Prompt =
Find all lines with the word "this" in the material, then copy them.
+ + + +
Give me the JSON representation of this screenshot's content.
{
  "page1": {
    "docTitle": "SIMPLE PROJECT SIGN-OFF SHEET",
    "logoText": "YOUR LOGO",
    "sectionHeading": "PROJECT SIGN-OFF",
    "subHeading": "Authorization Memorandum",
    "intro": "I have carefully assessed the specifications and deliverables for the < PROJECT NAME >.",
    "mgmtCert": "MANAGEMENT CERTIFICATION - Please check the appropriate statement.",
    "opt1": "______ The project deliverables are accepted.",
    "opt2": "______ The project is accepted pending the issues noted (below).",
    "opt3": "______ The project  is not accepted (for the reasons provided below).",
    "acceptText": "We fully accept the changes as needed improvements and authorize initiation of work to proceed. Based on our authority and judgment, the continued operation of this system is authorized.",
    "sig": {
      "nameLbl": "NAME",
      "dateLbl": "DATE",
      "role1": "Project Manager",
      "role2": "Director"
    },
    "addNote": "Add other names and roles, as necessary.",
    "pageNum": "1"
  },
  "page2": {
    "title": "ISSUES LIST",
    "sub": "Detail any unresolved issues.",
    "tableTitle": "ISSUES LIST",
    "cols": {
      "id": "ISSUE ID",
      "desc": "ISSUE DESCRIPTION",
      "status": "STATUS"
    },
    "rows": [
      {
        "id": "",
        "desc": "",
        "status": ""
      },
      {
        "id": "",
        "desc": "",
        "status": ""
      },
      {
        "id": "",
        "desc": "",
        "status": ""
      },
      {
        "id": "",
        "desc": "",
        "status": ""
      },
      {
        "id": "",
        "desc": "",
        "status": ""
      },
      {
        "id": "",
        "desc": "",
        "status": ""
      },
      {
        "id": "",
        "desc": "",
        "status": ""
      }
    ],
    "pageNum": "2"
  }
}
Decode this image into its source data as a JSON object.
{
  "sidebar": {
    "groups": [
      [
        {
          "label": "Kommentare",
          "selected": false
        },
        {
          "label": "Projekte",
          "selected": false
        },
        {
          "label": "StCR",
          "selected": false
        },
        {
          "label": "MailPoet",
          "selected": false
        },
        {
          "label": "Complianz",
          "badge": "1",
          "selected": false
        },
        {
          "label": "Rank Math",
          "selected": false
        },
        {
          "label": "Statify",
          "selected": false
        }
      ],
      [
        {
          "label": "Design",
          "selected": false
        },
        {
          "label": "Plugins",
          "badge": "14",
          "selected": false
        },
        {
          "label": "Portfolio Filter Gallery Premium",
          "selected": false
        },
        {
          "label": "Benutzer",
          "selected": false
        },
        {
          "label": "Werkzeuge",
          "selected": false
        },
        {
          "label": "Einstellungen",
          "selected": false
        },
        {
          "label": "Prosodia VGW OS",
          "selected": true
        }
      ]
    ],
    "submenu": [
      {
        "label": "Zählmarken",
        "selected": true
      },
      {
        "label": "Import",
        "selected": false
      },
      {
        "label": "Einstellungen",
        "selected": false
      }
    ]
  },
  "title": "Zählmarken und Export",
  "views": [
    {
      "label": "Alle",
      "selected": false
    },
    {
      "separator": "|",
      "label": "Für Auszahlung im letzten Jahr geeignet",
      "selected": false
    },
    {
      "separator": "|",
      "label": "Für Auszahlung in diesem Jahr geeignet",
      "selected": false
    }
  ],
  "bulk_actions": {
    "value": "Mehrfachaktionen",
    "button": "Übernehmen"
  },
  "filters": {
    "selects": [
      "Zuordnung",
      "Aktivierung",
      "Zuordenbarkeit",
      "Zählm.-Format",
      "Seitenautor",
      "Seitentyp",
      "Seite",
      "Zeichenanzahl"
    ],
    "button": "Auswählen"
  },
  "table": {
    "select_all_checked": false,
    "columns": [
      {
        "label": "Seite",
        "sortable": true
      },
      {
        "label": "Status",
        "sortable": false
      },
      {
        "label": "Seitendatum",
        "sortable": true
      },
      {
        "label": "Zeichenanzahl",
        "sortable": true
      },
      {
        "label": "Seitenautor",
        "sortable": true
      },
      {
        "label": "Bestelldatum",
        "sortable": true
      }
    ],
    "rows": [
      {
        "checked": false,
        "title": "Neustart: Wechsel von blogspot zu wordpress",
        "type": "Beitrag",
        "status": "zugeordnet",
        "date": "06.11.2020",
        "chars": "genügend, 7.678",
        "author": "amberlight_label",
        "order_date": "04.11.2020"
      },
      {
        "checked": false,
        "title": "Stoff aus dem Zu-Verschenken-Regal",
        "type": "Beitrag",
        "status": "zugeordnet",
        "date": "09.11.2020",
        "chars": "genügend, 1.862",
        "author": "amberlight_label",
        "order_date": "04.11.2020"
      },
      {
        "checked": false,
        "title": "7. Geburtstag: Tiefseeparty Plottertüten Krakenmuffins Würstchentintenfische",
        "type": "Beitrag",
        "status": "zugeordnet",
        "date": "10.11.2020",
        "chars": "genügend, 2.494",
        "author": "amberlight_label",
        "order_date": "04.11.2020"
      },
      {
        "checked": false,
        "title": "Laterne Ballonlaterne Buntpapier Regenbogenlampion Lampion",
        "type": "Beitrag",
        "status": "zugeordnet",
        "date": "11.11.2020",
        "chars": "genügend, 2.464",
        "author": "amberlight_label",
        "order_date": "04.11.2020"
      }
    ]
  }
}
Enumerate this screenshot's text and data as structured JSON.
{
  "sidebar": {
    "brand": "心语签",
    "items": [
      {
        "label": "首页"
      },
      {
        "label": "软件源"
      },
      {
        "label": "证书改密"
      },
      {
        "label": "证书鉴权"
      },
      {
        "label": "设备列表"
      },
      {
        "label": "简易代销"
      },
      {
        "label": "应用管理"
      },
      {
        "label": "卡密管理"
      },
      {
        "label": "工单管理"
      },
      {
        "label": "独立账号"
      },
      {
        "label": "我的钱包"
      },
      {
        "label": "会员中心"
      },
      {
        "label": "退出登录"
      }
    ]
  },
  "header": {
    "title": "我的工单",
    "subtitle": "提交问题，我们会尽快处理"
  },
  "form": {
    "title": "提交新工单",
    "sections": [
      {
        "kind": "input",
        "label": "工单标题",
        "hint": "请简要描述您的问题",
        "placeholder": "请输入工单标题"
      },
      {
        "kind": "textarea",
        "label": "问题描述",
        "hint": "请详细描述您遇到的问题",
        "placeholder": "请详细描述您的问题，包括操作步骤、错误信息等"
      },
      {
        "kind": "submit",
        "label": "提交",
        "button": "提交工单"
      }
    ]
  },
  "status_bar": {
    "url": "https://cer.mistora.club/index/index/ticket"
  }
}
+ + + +
Your solution =
Give me the JSON representation of this screenshot's content.
    "acceptText": "We fully accept the changes as needed improvements and authorize initiation of work to proceed. Based on our authority and judgment, the continued operation of this system is authorized.",
Decode this image into its source data as a JSON object.
Enumerate this screenshot's text and data as structured JSON.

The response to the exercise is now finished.